No Muslim in his right mind would attack a Church in Borneo, after several hundred years, for using the term Allah for God.
No court of law in the world has the right to tell anyone what he or she should call his or her God, whether there’s more than one God, whether to believe in this God or that God, or whether to believe in God at all. The Constitution enshrines freedom of conscience.
In the Ananda Marg case, the Supreme Court of India pointed out that the practice was a variation of Hinduism. It was not about any inherent practice like “dancing in the streets of Calcutta”.
It ruled that the IGP in Calcutta was right in holding that dancing in the streets affected public order, safety and security.
The IGP had disallowed Ananda Marg practitioners from dancing in the streets of Calcutta. They could dance anywhere but not in the streets of Calcutta.
The Home Minister in Malaysia barred the Herald from using the term Allah in its Malay pages to refer to the “Christian God” and cited “public order, safety and security concerns” for the ban. He claimed that some “staged” incidents at a Sikh temple in Miri and another four incidents outside Churches elsewhere in the country as proof of security concerns.
Sikhs use the term Allah for God in their Holy Book, Adi Granth or Granth Sahib. Ironically, in a contradiction in terms, the Home Minister did not go after the Sikh Holy Bible on the term Allah but mentioned the Miri temple in court as a security concern.
Allah For Hundreds Of Years
Borneon have been chanting Allah — the one and only — and Allahtala and Tuhan Allah for God for several hundred years in local languages including Bahasa Sabah and Sarawak Malay. Sarawak Malay is a variation of Iban, according to Universiti Malaya linguist Asmah Omar.
Bahasa Sabah is a local version of the Malay language spoken in the Johor-Rhio-Lingga region, the latter commonly recognised as the Bahasa Kebangsaan (national language) in Article 152.
The language in Article 152 was no longer in official use and has been replaced by Bahasa Malaysia which isn’t the Bahasa Kebangsaan (national language). Bahasa Malaysia has 40K words while Bahasa Melayu has only 20K words.
The redundant Order 92, Rule 1, of the Rules of the High Court states that cause papers in Malaya must be in the “out of official use” national language as stated in Article 152. They may be accompanied by an English translation.
In Indonesia, to cite a related example in law, Bahasa Melayu has never been in official use. Bahasa Indonesia isn’t considered Bahasa Melayu and has more words than Bahasa Malaysia.
The following link shows further weaknesses of the court of law in Malaysia. See here

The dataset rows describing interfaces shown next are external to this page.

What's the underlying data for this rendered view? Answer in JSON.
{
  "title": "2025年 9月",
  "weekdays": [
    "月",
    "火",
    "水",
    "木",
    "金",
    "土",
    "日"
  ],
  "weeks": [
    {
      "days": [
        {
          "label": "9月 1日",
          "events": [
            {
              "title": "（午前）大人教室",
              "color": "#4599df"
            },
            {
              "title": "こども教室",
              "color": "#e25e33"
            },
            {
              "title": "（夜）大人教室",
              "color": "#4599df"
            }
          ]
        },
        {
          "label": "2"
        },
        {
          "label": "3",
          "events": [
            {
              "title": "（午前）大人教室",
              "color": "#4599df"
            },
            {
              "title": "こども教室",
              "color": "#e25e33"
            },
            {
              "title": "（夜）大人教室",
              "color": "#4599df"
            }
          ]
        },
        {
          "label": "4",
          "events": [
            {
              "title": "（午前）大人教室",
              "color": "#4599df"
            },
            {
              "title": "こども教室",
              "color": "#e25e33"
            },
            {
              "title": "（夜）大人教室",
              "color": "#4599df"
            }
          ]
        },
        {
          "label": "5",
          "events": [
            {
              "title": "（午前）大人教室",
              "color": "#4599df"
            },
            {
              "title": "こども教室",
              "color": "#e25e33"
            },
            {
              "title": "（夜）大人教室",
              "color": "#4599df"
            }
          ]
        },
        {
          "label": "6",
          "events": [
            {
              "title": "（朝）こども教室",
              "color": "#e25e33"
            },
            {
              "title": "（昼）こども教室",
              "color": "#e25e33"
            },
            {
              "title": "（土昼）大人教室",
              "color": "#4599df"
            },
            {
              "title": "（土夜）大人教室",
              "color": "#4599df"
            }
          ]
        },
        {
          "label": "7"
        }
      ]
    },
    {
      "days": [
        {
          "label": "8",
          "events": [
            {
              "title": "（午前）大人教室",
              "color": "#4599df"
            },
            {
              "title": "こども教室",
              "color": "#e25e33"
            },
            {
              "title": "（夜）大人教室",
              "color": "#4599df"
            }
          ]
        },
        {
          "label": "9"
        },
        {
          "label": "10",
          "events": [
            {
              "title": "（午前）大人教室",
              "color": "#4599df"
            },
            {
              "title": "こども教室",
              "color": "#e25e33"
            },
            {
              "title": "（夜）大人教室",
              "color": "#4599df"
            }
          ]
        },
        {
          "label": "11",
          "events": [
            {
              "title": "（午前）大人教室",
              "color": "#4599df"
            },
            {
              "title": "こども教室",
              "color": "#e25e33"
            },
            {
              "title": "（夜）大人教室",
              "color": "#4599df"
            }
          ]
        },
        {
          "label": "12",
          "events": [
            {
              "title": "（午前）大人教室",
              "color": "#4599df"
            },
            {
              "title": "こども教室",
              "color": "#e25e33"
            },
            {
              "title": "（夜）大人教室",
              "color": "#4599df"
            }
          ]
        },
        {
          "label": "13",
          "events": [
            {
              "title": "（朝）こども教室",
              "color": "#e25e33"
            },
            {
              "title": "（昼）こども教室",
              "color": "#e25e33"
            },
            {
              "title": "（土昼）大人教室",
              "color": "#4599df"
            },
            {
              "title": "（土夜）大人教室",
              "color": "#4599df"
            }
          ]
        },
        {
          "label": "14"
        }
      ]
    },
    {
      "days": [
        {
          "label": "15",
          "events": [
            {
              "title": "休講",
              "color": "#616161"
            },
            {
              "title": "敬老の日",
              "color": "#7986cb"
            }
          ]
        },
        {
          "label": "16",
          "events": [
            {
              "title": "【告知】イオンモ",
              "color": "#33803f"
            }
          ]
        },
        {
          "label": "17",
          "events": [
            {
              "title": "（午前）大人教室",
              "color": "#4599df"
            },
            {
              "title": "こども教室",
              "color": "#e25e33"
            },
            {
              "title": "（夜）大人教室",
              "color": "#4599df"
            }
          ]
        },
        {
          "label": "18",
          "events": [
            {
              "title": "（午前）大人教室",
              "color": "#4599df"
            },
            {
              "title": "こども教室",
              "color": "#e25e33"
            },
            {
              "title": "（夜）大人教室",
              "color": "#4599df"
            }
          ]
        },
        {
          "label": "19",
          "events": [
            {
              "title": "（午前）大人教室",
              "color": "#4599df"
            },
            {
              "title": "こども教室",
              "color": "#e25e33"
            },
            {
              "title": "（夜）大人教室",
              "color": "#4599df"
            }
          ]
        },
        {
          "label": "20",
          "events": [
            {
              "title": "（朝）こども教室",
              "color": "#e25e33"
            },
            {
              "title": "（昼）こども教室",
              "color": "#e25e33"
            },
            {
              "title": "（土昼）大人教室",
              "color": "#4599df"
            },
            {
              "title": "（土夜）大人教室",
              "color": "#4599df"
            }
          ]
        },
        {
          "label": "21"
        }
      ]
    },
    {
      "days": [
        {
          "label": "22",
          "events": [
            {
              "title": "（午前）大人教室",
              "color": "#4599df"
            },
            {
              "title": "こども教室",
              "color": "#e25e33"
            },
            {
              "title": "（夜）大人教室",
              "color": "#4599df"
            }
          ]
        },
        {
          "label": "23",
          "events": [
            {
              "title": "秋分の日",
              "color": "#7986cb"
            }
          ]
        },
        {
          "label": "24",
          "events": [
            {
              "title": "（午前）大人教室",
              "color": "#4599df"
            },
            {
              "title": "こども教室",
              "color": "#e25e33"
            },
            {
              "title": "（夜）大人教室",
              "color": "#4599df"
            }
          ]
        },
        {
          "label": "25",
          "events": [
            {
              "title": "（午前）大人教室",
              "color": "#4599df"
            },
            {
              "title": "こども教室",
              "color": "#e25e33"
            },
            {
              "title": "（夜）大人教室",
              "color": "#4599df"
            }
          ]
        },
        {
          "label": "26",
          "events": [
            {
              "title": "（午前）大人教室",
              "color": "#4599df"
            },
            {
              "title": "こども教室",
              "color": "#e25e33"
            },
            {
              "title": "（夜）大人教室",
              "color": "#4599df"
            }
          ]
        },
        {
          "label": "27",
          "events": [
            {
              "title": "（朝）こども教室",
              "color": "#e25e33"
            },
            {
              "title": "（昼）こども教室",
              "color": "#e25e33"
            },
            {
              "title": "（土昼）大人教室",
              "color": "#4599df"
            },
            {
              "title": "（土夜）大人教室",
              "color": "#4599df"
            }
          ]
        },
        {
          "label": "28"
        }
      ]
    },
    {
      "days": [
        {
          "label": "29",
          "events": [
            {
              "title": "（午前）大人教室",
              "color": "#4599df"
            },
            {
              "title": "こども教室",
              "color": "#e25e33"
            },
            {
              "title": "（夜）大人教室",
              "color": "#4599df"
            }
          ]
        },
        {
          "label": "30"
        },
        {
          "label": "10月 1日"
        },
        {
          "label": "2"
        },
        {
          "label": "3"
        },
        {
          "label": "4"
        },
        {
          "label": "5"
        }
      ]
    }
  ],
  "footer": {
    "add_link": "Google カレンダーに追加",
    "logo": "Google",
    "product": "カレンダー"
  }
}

In law, the civil court can, in fact, direct the National Registration Dept (NRD) to drop religion for example from the Applicant’s MyKad. It appears confused over its role. The directive can only be based on the Application by the MyKad holder. No civil court in Malaysia has given this advice to a MyKad holder.
However, in law, the civil court can’t direct the NRD to substitute Islam with another religion in the MyKad. The court cannot get into theology
Malaysia doesn’t have an alternative legal system or parallel legal system.
Syariah, according to a Declaration by the Supreme Court of India, is not law but based on a person’s willingness to accept it.
The court cautioned that it would be unconstitutional to impose syariah on anyone.
The Indian Declaration, being from the Commonwealth, is Advisory in Malaysia since there’s lacuna (gap) in local law. It’s not clear whether Maria Chin, who converted upon marriage, accepts syariah. See here